§ REQUIREMENT
Would you extract the whole listing below and retype it exactly?

---*---

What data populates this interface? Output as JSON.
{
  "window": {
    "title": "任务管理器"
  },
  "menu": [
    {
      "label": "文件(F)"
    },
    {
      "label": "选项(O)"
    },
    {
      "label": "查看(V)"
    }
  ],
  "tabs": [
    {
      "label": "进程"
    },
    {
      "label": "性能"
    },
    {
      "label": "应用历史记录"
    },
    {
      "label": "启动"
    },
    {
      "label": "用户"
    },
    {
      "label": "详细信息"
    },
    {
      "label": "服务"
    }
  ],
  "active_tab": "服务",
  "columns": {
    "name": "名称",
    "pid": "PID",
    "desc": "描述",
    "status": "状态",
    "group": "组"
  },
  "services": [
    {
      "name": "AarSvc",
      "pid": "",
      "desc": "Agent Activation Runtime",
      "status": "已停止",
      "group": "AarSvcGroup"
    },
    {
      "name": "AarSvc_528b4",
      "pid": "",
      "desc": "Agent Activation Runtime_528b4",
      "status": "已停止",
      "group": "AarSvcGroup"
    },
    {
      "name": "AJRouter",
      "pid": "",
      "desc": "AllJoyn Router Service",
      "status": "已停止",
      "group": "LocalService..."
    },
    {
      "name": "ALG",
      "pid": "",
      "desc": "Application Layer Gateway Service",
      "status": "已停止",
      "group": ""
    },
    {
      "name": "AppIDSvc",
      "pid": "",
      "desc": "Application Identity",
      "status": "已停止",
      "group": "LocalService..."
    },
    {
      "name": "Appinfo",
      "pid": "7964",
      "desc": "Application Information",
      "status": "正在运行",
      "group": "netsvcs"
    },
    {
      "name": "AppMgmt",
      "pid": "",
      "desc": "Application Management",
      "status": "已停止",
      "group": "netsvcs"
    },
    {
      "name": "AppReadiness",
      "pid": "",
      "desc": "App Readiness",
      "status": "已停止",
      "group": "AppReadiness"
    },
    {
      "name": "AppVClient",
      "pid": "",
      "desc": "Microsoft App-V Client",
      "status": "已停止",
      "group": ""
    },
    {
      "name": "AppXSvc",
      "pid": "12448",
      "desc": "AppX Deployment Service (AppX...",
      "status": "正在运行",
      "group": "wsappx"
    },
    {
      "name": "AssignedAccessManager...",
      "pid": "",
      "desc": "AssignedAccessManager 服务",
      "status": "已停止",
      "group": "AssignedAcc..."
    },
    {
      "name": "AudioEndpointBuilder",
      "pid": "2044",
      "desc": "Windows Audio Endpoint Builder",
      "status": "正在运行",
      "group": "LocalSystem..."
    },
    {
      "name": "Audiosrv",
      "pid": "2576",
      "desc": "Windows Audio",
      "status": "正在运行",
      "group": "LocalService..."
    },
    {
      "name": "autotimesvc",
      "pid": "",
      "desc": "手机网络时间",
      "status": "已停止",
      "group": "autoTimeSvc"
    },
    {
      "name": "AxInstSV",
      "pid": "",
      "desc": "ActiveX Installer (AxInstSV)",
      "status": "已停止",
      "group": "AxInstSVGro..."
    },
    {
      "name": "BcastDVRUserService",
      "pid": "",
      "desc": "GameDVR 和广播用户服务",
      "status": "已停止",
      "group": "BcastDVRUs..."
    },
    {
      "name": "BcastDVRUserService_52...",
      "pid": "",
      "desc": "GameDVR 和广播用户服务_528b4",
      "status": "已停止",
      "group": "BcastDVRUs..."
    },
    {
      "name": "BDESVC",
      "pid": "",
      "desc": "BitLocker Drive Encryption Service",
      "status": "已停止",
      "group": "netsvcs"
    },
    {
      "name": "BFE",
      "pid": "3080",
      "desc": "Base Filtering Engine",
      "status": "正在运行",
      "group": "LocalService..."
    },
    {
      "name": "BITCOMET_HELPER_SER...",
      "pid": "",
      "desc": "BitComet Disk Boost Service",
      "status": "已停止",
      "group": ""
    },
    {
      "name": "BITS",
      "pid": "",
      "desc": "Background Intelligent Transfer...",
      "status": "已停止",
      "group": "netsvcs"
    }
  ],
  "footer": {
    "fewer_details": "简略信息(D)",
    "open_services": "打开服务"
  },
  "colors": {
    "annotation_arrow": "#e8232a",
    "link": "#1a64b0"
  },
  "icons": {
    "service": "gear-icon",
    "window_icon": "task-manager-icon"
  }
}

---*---

§ RESPONSE BELOW
What data populates this interface? Output as JSON.
{
  "window": {
    "title": "任务管理器"
  },
  "menu": [
    {
      "label": "文件(F)"
    },
    {
      "label": "选项(O)"
    },
    {
      "label": "查看(V)"
    }
  ],
  "tabs": [
    {
      "label": "进程"
    },
    {
      "label": "性能"
    },
    {
      "label": "应用历史记录"
    },
    {
      "label": "启动"
    },
    {
      "label": "用户"
    },
    {
      "label": "详细信息"
    },
    {
      "label": "服务"
    }
  ],
  "active_tab": "服务",
  "columns": {
    "name": "名称",
    "pid": "PID",
    "desc": "描述",
    "status": "状态",
    "group": "组"
  },
  "services": [
    {
      "name": "AarSvc",
      "pid": "",
      "desc": "Agent Activation Runtime",
      "status": "已停止",
      "group": "AarSvcGroup"
    },
    {
      "name": "AarSvc_528b4",
      "pid": "",
      "desc": "Agent Activation Runtime_528b4",
      "status": "已停止",
      "group": "AarSvcGroup"
    },
    {
      "name": "AJRouter",
      "pid": "",
      "desc": "AllJoyn Router Service",
      "status": "已停止",
      "group": "LocalService..."
    },
    {
      "name": "ALG",
      "pid": "",
      "desc": "Application Layer Gateway Service",
      "status": "已停止",
      "group": ""
    },
    {
      "name": "AppIDSvc",
      "pid": "",
      "desc": "Application Identity",
      "status": "已停止",
      "group": "LocalService..."
    },
    {
      "name": "Appinfo",
      "pid": "7964",
      "desc": "Application Information",
      "status": "正在运行",
      "group": "netsvcs"
    },
    {
      "name": "AppMgmt",
      "pid": "",
      "desc": "Application Management",
      "status": "已停止",
      "group": "netsvcs"
    },
    {
      "name": "AppReadiness",
      "pid": "",
      "desc": "App Readiness",
      "status": "已停止",
      "group": "AppReadiness"
    },
    {
      "name": "AppVClient",
      "pid": "",
      "desc": "Microsoft App-V Client",
      "status": "已停止",
      "group": ""
    },
    {
      "name": "AppXSvc",
      "pid": "12448",
      "desc": "AppX Deployment Service (AppX...",
      "status": "正在运行",
      "group": "wsappx"
    },
    {
      "name": "AssignedAccessManager...",
      "pid": "",
      "desc": "AssignedAccessManager 服务",
      "status": "已停止",
      "group": "AssignedAcc..."
    },
    {
      "name": "AudioEndpointBuilder",
      "pid": "2044",
      "desc": "Windows Audio Endpoint Builder",
      "status": "正在运行",
      "group": "LocalSystem..."
    },
    {
      "name": "Audiosrv",
      "pid": "2576",
      "desc": "Windows Audio",
      "status": "正在运行",
      "group": "LocalService..."
    },
    {
      "name": "autotimesvc",
      "pid": "",
      "desc": "手机网络时间",
      "status": "已停止",
      "group": "autoTimeSvc"
    },
    {
      "name": "AxInstSV",
      "pid": "",
      "desc": "ActiveX Installer (AxInstSV)",
      "status": "已停止",
      "group": "AxInstSVGro..."
    },
    {
      "name": "BcastDVRUserService",
      "pid": "",
      "desc": "GameDVR 和广播用户服务",
      "status": "已停止",
      "group": "BcastDVRUs..."
    },
    {
      "name": "BcastDVRUserService_52...",
      "pid": "",
      "desc": "GameDVR 和广播用户服务_528b4",
      "status": "已停止",
      "group": "BcastDVRUs..."
    },
    {
      "name": "BDESVC",
      "pid": "",
      "desc": "BitLocker Drive Encryption Service",
      "status": "已停止",
      "group": "netsvcs"
    },
    {
      "name": "BFE",
      "pid": "3080",
      "desc": "Base Filtering Engine",
      "status": "正在运行",
      "group": "LocalService..."
    },
    {
      "name": "BITCOMET_HELPER_SER...",
      "pid": "",
      "desc": "BitComet Disk Boost Service",
      "status": "已停止",
      "group": ""
    },
    {
      "name": "BITS",
      "pid": "",
      "desc": "Background Intelligent Transfer...",
      "status": "已停止",
      "group": "netsvcs"
    }
  ],
  "footer": {
    "fewer_details": "简略信息(D)",
    "open_services": "打开服务"
  },
  "colors": {
    "annotation_arrow": "#e8232a",
    "link": "#1a64b0"
  },
  "icons": {
    "service": "gear-icon",
    "window_icon": "task-manager-icon"
  }
}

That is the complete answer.